The hon. Lady makes another good point. We have seen, probably across the country, many areas where recycling centres have closed. If people do not have cars or if they struggle to travel, it is even more difficult for them to reach those areas. She is absolutely right. We could have a much wider debate about funding for local authorities, but I will focus on some of the ideas that some local authorities are using.

Under Newham Council and Keep Britain Tidy’s award-winning and innovative crime scene investigation approach, fly-tipping was cut by up 70%. Fly-tips were surrounded by bright yellow tape and left for a few days, to highlight their lasting impact on the area to perpetrators, before then being cleaned up. It was an imaginative approach and demonstrates the spirit that we need to combat a persistent problem. That is why the suggestions that follow are as much as possible aimed at utilising the powers that councils already have.

The first idea is mega-skips. Many people have told me that the accessibility of waste removal services and centres—the hon. Lady made this point—is a major barrier to bringing down levels of dumping. Nearly one in five jobs in my constituency is paid below the London living wage, yet services to dispose of bulky items of household waste are often expensive. On top of that, levels of car ownership in the borough are at record lows, putting recycling centres out of reach of many in our community.

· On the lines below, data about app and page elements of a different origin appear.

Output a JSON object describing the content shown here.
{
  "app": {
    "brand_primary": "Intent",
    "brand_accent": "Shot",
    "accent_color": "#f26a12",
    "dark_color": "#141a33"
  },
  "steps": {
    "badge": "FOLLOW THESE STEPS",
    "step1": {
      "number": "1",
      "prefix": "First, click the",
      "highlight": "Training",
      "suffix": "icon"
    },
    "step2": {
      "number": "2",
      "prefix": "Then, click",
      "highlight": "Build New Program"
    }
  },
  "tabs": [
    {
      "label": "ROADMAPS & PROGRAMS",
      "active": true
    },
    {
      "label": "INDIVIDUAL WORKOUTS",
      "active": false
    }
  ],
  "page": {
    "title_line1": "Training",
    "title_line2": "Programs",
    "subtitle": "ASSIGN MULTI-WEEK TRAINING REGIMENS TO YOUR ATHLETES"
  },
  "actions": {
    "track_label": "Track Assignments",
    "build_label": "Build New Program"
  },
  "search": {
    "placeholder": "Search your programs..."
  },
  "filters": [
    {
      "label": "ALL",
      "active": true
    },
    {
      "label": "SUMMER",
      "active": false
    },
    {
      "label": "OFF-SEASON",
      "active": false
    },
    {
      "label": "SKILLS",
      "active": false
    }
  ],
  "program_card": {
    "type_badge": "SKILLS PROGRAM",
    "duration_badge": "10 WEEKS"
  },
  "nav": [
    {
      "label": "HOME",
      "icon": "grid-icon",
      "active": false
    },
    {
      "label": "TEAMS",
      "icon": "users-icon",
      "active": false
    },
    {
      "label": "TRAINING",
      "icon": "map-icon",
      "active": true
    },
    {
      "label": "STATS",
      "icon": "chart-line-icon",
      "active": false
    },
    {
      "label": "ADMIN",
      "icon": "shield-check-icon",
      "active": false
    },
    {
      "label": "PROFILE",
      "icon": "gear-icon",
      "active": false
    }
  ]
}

One fantastic suggestion that I support is to replicate the mega-skip days run by Wandsworth Council, whereby skips are provided around the borough on certain days of the year so that residents can simply get rid of items for free. I hope the Minister will join me in encouraging Croydon and other councils to look at mega-skip days. Are they something that he would support?

The second idea is changing behaviours. Many who wrote to me were dismayed by the feeling that fly-tippers were getting away without facing any consequences. That is extremely understandable, given that official statistics show that Croydon is the second easiest place in the country to fly-tip and get away fine-free. Last year Croydon Council issued just 10 fixed penalty notices, despite recording more than 20,000 instances of fly-tipping.